The equity and FX markets were the first to be overrun by computerized trading strategies now the $12.7t Treasury market is feeling the impact.

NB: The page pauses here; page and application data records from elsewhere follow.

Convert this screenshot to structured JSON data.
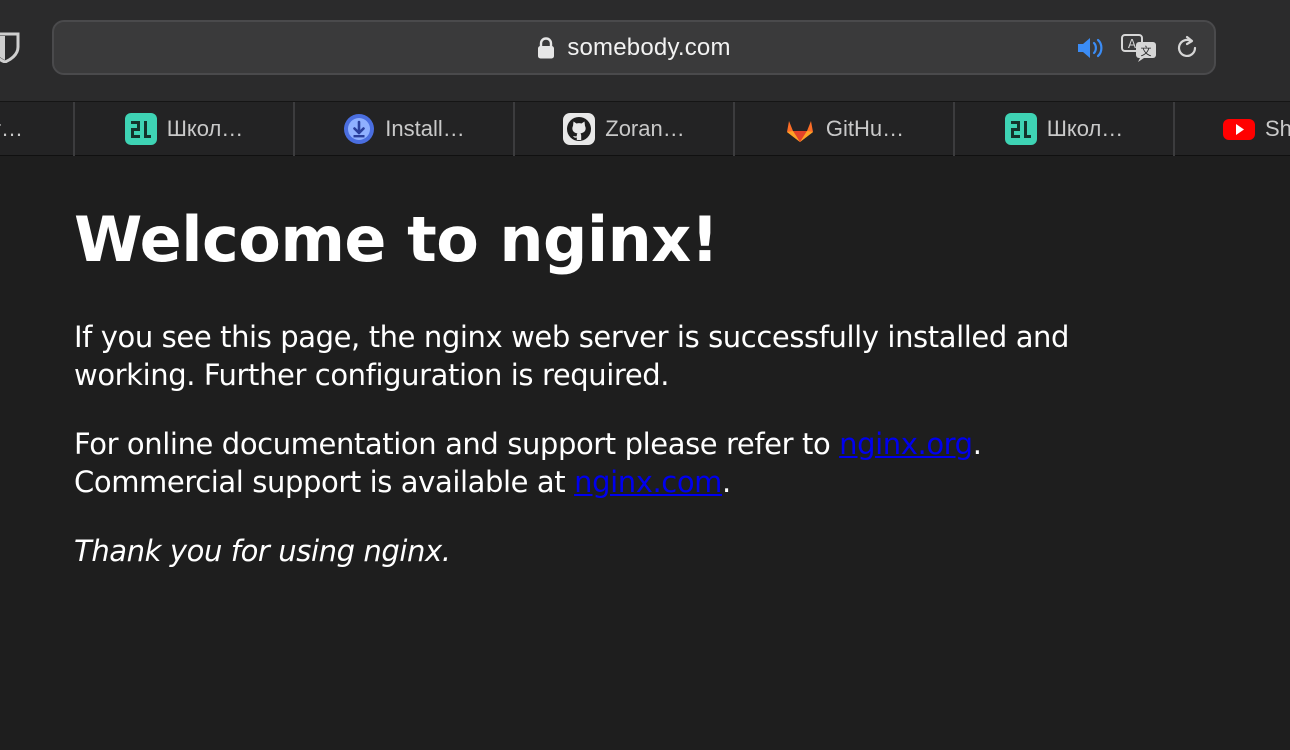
{
  "browser": {
    "url": "somebody.com",
    "tabs": [
      {
        "label": "…r…",
        "icon": "partial-tab"
      },
      {
        "label": "Школ…",
        "icon": "school21-icon"
      },
      {
        "label": "Install…",
        "icon": "download-icon"
      },
      {
        "label": "Zoran…",
        "icon": "github-icon"
      },
      {
        "label": "GitHu…",
        "icon": "gitlab-icon"
      },
      {
        "label": "Школ…",
        "icon": "school21-icon"
      },
      {
        "label": "Sh",
        "icon": "youtube-icon"
      }
    ]
  },
  "page": {
    "heading": "Welcome to nginx!",
    "para1": "If you see this page, the nginx web server is successfully installed and working. Further configuration is required.",
    "para2_prefix": "For online documentation and support please refer to ",
    "link_org": "nginx.org",
    "para2_mid": ".",
    "para2_line2": "Commercial support is available at ",
    "link_com": "nginx.com",
    "para2_end": ".",
    "thanks": "Thank you for using nginx."
  },
  "colors": {
    "background": "#1e1e1e",
    "link": "#0000ee",
    "toolbar": "#2b2b2c",
    "accent_audio": "#3b8cf5"
  }
}
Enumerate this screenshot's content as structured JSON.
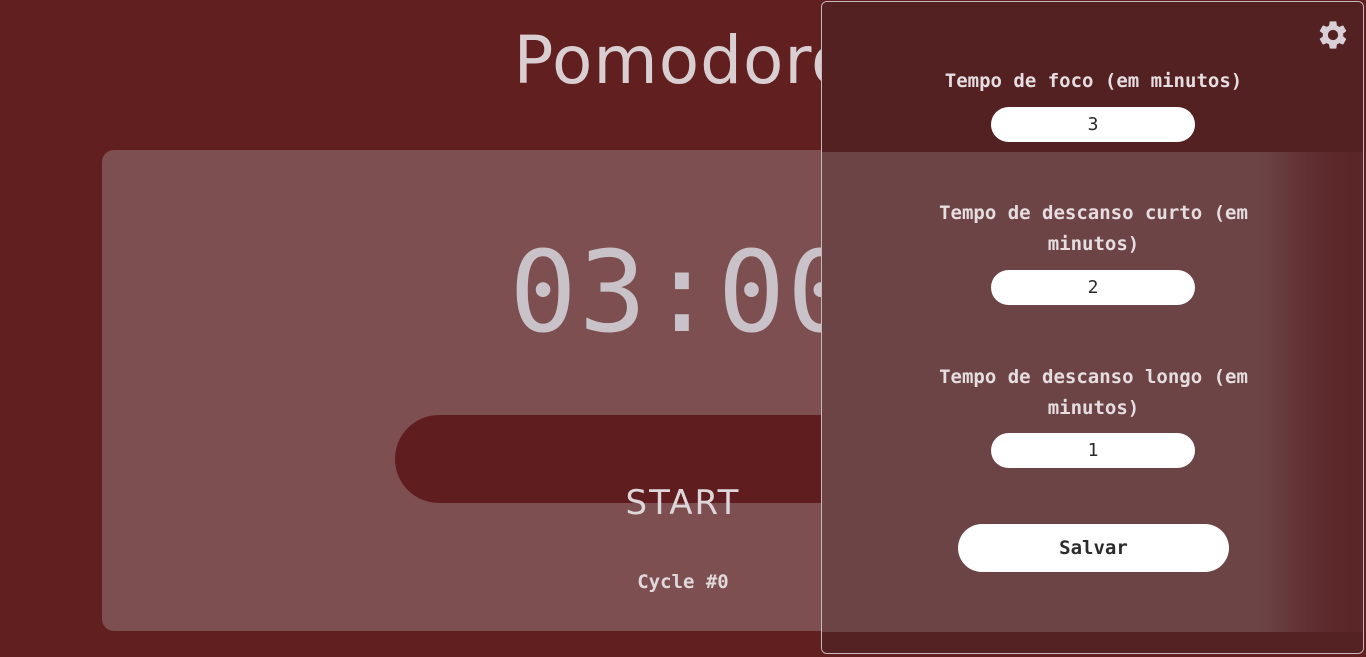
{
  "app": {
    "title": "Pomodoro"
  },
  "timer": {
    "display": "03:00",
    "start_label": "START",
    "cycle_label": "Cycle #0"
  },
  "settings": {
    "icon": "gear-icon",
    "focus": {
      "label": "Tempo de foco (em minutos)",
      "value": "3"
    },
    "short_break": {
      "label": "Tempo de descanso curto (em minutos)",
      "value": "2"
    },
    "long_break": {
      "label": "Tempo de descanso longo (em minutos)",
      "value": "1"
    },
    "save_label": "Salvar"
  },
  "colors": {
    "background": "#621f20",
    "card": "#7d4f50",
    "button": "#601d1f",
    "text": "#d9cfd3"
  }
}
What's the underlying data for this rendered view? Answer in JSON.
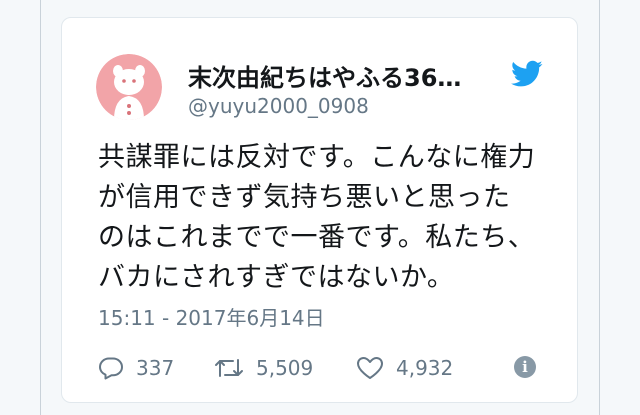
{
  "tweet": {
    "display_name": "末次由紀ちはやふる36…",
    "handle": "@yuyu2000_0908",
    "text_lines": [
      "共謀罪には反対です。こんなに権力",
      "が信用できず気持ち悪いと思った",
      "のはこれまでで一番です。私たち、",
      "バカにされすぎではないか。"
    ],
    "timestamp": "15:11 - 2017年6月14日",
    "replies": "337",
    "retweets": "5,509",
    "likes": "4,932"
  },
  "icons": {
    "reply": "reply-icon",
    "retweet": "retweet-icon",
    "like": "heart-icon",
    "info": "info-icon",
    "brand": "twitter-bird-icon"
  },
  "colors": {
    "brand": "#1da1f2",
    "avatar_bg": "#f2a4a8",
    "muted": "#657786",
    "text": "#14171a"
  }
}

Anthony Perrotta, partner at researcher Tabb Group, estimates superfast, nonbank trading firms account for 60% of activity in the most active corners of electronic Treasury trading, up from 45% in 2012. “Technology has introduced a whole new set of market participants into Treasurys and this makes the market more prone to move in unexpected ways,” said Amar Reganti, strategist at Boston-based asset manager Grantham Mayo Van Otterloo & Co. and former deputy director in the office of debt management at the U.S. Treasury Department. Algorithmic trading firms say they should be evaluated on the basis of individual trading strategies or behaviors that regulators want to stamp out, not how they are organized. They say automated trading is conducted by an array of institutions, including large securities-dealing banks that have invested in such technology to compete.